### What you have to do
Each line of the records that follow must come back exactly, with pictures skipped.

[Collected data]
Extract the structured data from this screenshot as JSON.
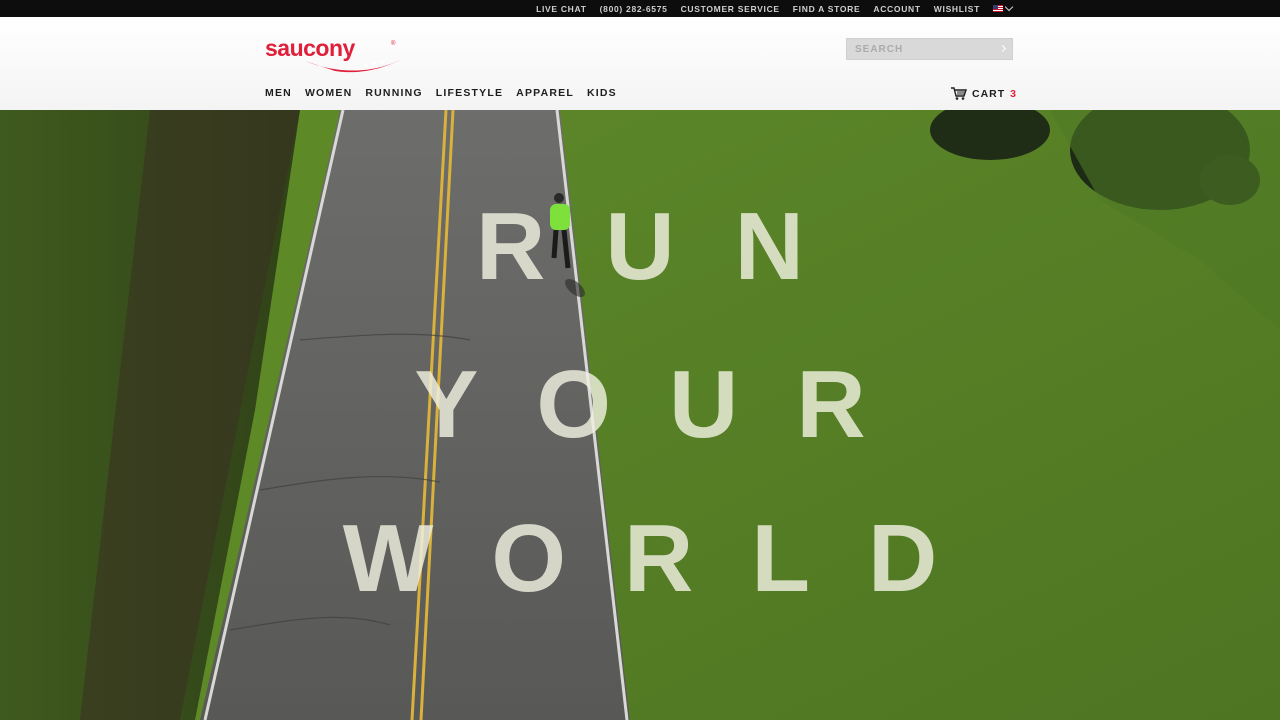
{
  "utility": {
    "live_chat": "LIVE CHAT",
    "phone": "(800) 282-6575",
    "customer_service": "CUSTOMER SERVICE",
    "find_store": "FIND A STORE",
    "account": "ACCOUNT",
    "wishlist": "WISHLIST"
  },
  "brand": {
    "logo_text": "saucony",
    "color": "#e0203a"
  },
  "search": {
    "placeholder": "SEARCH"
  },
  "nav": {
    "men": "MEN",
    "women": "WOMEN",
    "running": "RUNNING",
    "lifestyle": "LIFESTYLE",
    "apparel": "APPAREL",
    "kids": "KIDS"
  },
  "cart": {
    "label": "CART",
    "count": "3"
  },
  "hero": {
    "line1": "RUN",
    "line2": "YOUR",
    "line3": "WORLD"
  }
}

### Exercise output
Extract the structured data from this screenshot as JSON.
{
  "utility": {
    "live_chat": "LIVE CHAT",
    "phone": "(800) 282-6575",
    "customer_service": "CUSTOMER SERVICE",
    "find_store": "FIND A STORE",
    "account": "ACCOUNT",
    "wishlist": "WISHLIST"
  },
  "brand": {
    "logo_text": "saucony",
    "color": "#e0203a"
  },
  "search": {
    "placeholder": "SEARCH"
  },
  "nav": {
    "men": "MEN",
    "women": "WOMEN",
    "running": "RUNNING",
    "lifestyle": "LIFESTYLE",
    "apparel": "APPAREL",
    "kids": "KIDS"
  },
  "cart": {
    "label": "CART",
    "count": "3"
  },
  "hero": {
    "line1": "RUN",
    "line2": "YOUR",
    "line3": "WORLD"
  }
}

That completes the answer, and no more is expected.